Fiori A. Zafeiropoulou
The inability of the public sector to satisfy social needs such as poverty alleviation, social inclusion of disadvantaged groups and unemployment, have redefined the relationship between governments and citizens by making the latter play an active role as providers of the welfare state. Citizens, through their entrepreneurial activity, have been pulled into the third sector leading to the emergence of new organizational forms including social enterprises, social franchises and various types of social cooperative ventures and social interfirm alliances. This chapter provides a description of the concept of social franchising identifying its main characteristics and distinguishing it from business format franchising.
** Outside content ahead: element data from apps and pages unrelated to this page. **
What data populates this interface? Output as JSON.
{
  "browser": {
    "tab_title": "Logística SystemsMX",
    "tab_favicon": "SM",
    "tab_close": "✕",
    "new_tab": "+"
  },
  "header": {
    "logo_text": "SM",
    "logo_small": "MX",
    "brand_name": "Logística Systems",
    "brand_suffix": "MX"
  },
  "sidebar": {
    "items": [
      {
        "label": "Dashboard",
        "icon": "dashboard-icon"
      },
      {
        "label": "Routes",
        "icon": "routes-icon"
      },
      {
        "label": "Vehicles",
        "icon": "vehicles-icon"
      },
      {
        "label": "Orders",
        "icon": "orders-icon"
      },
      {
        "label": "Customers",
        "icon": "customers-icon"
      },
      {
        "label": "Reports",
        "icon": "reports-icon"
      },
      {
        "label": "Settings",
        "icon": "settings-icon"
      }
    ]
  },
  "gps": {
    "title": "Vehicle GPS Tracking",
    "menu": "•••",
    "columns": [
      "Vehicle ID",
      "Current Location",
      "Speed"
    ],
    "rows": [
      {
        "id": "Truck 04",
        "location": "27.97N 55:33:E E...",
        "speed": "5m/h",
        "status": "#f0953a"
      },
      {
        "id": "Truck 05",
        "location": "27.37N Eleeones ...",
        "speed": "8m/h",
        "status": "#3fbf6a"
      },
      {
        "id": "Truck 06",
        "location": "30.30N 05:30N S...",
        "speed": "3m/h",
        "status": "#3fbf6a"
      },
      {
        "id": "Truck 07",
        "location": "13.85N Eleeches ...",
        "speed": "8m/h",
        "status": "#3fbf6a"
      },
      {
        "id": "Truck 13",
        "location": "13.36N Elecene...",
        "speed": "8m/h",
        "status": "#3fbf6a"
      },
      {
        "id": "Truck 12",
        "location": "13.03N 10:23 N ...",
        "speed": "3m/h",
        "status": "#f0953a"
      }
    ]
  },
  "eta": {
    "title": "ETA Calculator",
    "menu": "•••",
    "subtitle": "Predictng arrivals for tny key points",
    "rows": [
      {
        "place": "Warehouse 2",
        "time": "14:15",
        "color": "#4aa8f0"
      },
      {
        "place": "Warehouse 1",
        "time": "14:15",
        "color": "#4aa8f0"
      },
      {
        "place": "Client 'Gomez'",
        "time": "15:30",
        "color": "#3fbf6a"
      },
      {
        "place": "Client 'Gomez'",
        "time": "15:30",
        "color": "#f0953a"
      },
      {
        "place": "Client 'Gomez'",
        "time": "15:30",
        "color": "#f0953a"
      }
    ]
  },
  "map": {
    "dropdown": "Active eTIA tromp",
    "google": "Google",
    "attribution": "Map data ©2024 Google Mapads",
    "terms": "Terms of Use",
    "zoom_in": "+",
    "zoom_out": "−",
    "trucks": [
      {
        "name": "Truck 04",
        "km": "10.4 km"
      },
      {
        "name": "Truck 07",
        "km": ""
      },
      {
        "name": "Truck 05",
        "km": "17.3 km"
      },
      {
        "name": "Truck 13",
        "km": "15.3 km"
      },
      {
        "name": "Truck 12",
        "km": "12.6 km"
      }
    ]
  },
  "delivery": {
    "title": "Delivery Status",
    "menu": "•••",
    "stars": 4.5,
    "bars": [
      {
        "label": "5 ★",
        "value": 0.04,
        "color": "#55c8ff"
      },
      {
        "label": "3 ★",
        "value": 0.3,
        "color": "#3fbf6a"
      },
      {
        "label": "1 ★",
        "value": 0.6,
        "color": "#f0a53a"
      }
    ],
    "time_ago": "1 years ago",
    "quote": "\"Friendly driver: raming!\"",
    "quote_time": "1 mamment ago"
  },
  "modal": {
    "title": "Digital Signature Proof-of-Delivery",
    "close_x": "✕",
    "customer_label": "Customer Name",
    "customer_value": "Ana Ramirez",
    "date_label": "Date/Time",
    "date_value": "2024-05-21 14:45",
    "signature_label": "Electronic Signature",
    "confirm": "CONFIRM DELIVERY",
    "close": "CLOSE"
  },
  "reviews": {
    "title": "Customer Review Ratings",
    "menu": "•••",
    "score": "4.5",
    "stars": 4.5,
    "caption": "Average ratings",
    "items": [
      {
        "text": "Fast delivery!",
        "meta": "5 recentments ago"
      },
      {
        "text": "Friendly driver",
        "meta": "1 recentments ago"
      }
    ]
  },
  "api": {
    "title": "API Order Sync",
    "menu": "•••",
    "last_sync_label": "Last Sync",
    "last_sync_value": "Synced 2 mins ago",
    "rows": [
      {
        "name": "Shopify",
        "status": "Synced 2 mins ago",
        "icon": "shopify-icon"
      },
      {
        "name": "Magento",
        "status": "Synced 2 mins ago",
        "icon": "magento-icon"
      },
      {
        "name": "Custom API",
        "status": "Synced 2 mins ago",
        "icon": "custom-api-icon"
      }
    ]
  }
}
Information on the process of formulating a social franchise, and lessons learned from various case studies are set out and a model for approaching the formation of social franchising from the lenses of systems theory and social network theory, the SoFraM – Social Franchise Model – is proposed. The model recognizes that the behavior of actors and organizations in the social economy sector is influenced by the properties and dynamics of elements coming from the political, social, organizational and individual level. Based on this approach a number of research questions are suggested which should lead to a deeper understanding and interpretation of the dynamics of the formation of social franchises.
Chapter 2 focuses on the role of talent for organizational creativity. The chapter states three types of talent in creative firms: collaborative talent, entrepreneurial talent, and heterogeneous talent. Cirque du Soleil is analyzed as a case study, emphasizing talent management in their organization.
Karine Picot-Coupey, Jean-Laurent Viviani and Paul Amadieu
Building on the exploration–exploitation–ambidexterity perspective as a broad theoretical framework, the overall objective of this chapter is to contribute to a better understanding of the impact that different mixes of organizational forms have on performance in a retail setting. Four organizational forms are considered: (1) the plural form; (2) the dual form associating company-owned stores and shop-in-shops; (3) the dual form associating franchised stores and shop-in-shops; and, finally, (4) the combined form associating company-owned stores, franchised stores and shop-in-shops. These organizational design–performance relationships are tested on a sample of 170 French fashion retail networks. The results show that (1) none of the pure or dual forms tended to generate better financial performance than any other; (2) combining company-owned units, franchised units and shop-in-shops tends to generate better financial performance compared to dual and pure forms, up to a certain point.